Author: Di Maio, F.
Paper Title Page
MOBAUST01 News from ITER Controls - A Status Report 1
  • A. Wallander, L. Abadie, F. Di Maio, B. Evrard, J-M. Fourneron, H.K. Gulati, C. Hansalia, J.Y. Journeaux, C.S. Kim, W.-D. Klotz, K. Mahajan, P. Makijarvi, Y. Matsumoto, S. Pande, S. Simrock, D. Stepanov, N. Utzel, A. Vergara-Fernandez, A. Winter, I. Yonekawa
    ITER Organization, St. Paul lez Durance, France
  Construction of ITER has started at the Cadarache site in southern France. The first buildings are taking shape and more than 60 % of the in-kind procurement has been committed by the seven ITER member states (China, Europe, India, Japan, Korea, Russia and Unites States). The design and manufacturing of the main components of the machine is now underway all over the world. Each of these components comes with a local control system, which must be integrated in the central control system. The control group at ITER has developed two products to facilitate this; the plant control design handbook (PCDH) and the control, data access and communication (CODAC) core system. PCDH is a document which prescribes the technologies and methods to be used in developing the local control system and sets the rules applicable to the in-kind procurements. CODAC core system is a software package, distributed to all in-kind procurement developers, which implements the PCDH and facilitates the compliance of the local control system. In parallel, the ITER control group is proceeding with the design of the central control system to allow fully integrated and automated operation of ITER. In this paper we report on the progress of design, technology choices and discuss justifications of those choices. We also report on the results of some pilot projects aiming at validating the design and technologies.  
slides icon Slides MOBAUST01 [4.238 MB]  
MOPKS029 The CODAC Software Distribution for the ITER Plant Systems 227
  • F. Di Maio, L. Abadie, C.S. Kim, K. Mahajan, P. Makijarvi, D. Stepanov, N. Utzel, A. Wallander
    ITER Organization, St. Paul lez Durance, France
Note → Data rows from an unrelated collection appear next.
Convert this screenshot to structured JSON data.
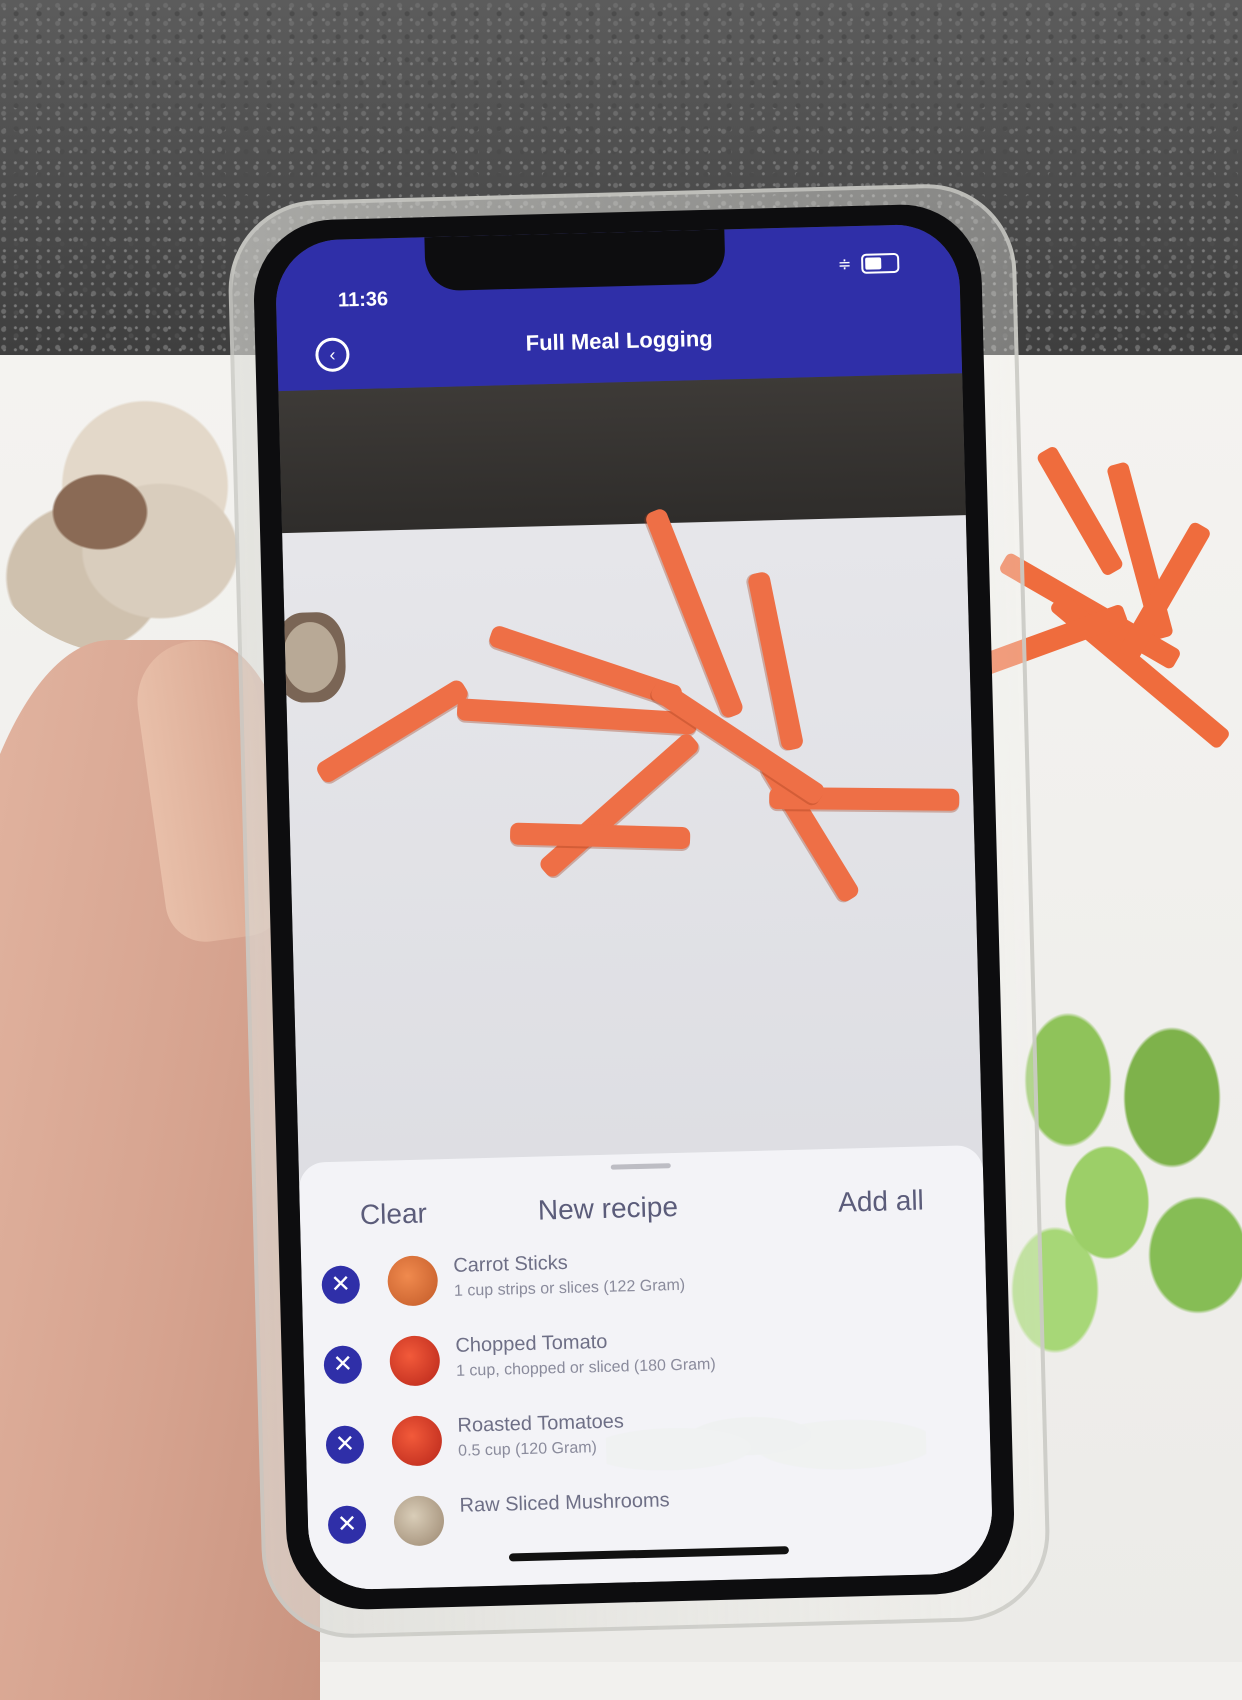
{
  "status_bar": {
    "time": "11:36"
  },
  "header": {
    "title": "Full Meal Logging"
  },
  "sheet": {
    "clear_label": "Clear",
    "new_recipe_label": "New recipe",
    "add_all_label": "Add all",
    "items": [
      {
        "name": "Carrot Sticks",
        "portion": "1 cup strips or slices (122 Gram)",
        "thumb": "carrot"
      },
      {
        "name": "Chopped Tomato",
        "portion": "1 cup, chopped or sliced (180 Gram)",
        "thumb": "tomato"
      },
      {
        "name": "Roasted Tomatoes",
        "portion": "0.5 cup (120 Gram)",
        "thumb": "tomato"
      },
      {
        "name": "Raw Sliced Mushrooms",
        "portion": "",
        "thumb": "mushroom"
      }
    ]
  },
  "colors": {
    "header_bg": "#2f2fa8",
    "remove_button": "#2f2fa8"
  }
}
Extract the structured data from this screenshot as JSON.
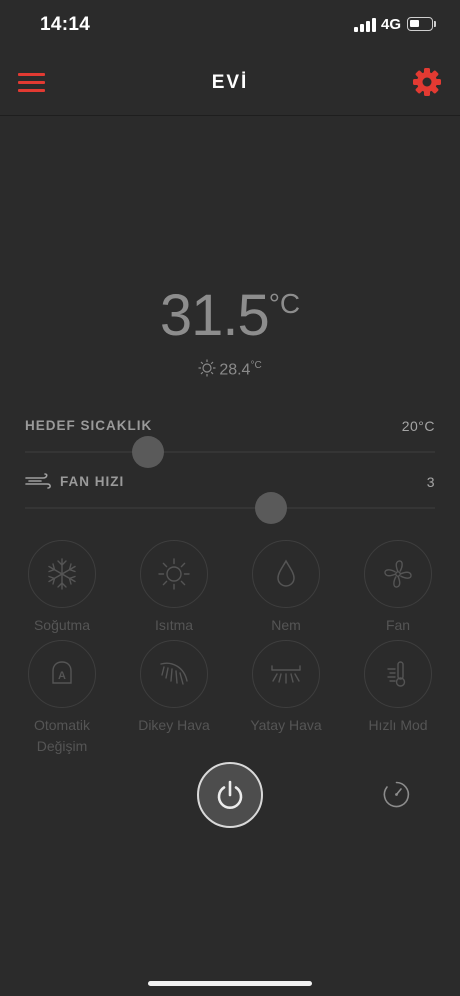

  Most of the systems that constitutes the ITER plant will be built and supplied by the seven ITER domestic agencies. These plant systems will require their own Instrumentation and Control (I&C) that will be procured by the various suppliers. For improving the homogeneity of these plant system I&C, the CODAC group, that is in charge of the ITER control system, is promoting standardized solutions at project level and makes available, as a support for these standards, the software for the development and tests of the plant system I&C. The CODAC Core System is built by the ITER Organization and distributed to all ITER partners. It includes the ITER standard operating system, RHEL, and the ITER standard control framework, EPICS, as well as some ITER specific tools, mostly for configuration management, and ITER specific software modules, such as drivers for standard I/O boards. A process for the distribution and support is in place since the first release, in February 2010, and has been continuously improved to support the development and distribution of the following versions.  
poster icon Poster MOPKS029 [1.209 MB]  
WEPMU040 Packaging of Control System Software 1168
  • K. Žagar, M. Kobal, N. Saje, A. Žagar
    Cosylab, Ljubljana, Slovenia
  • F. Di Maio, D. Stepanov
    ITER Organization, St. Paul lez Durance, France
  • R. Šabjan
    COBIK, Solkan, Slovenia
  Funding: ITER European Union, European Regional Development Fund and Republic of Slovenia, Ministry of Higher Education, Science and Technology
Control system software consists of several parts – the core of the control system, drivers for integration of devices, configuration for user interfaces, alarm system, etc. Once the software is developed and configured, it must be installed to computers where it runs. Usually, it is installed on an operating system whose services it needs, and also in some cases dynamically links with the libraries it provides. Operating system can be quite complex itself – for example, a typical Linux distribution consists of several thousand packages. To manage this complexity, we have decided to rely on Red Hat Package Management system (RPM) to package control system software, and also ensure it is properly installed (i.e., that dependencies are also installed, and that scripts are run after installation if any additional actions need to be performed). As dozens of RPM packages need to be prepared, we are reducing the amount of effort and improving consistency between packages through a Maven-based infrastructure that assists in packaging (e.g., automated generation of RPM SPEC files, including automated identification of dependencies). So far, we have used it to package EPICS, Control System Studio (CSS) and several device drivers. We perform extensive testing on Red Hat Enterprise Linux 5.5, but we have also verified that packaging works on CentOS and Scientific Linux. In this article, we describe in greater detail the systematic system of packaging we are using, and its particular application for the ITER CODAC Core System.
poster icon Poster WEPMU040 [0.740 MB]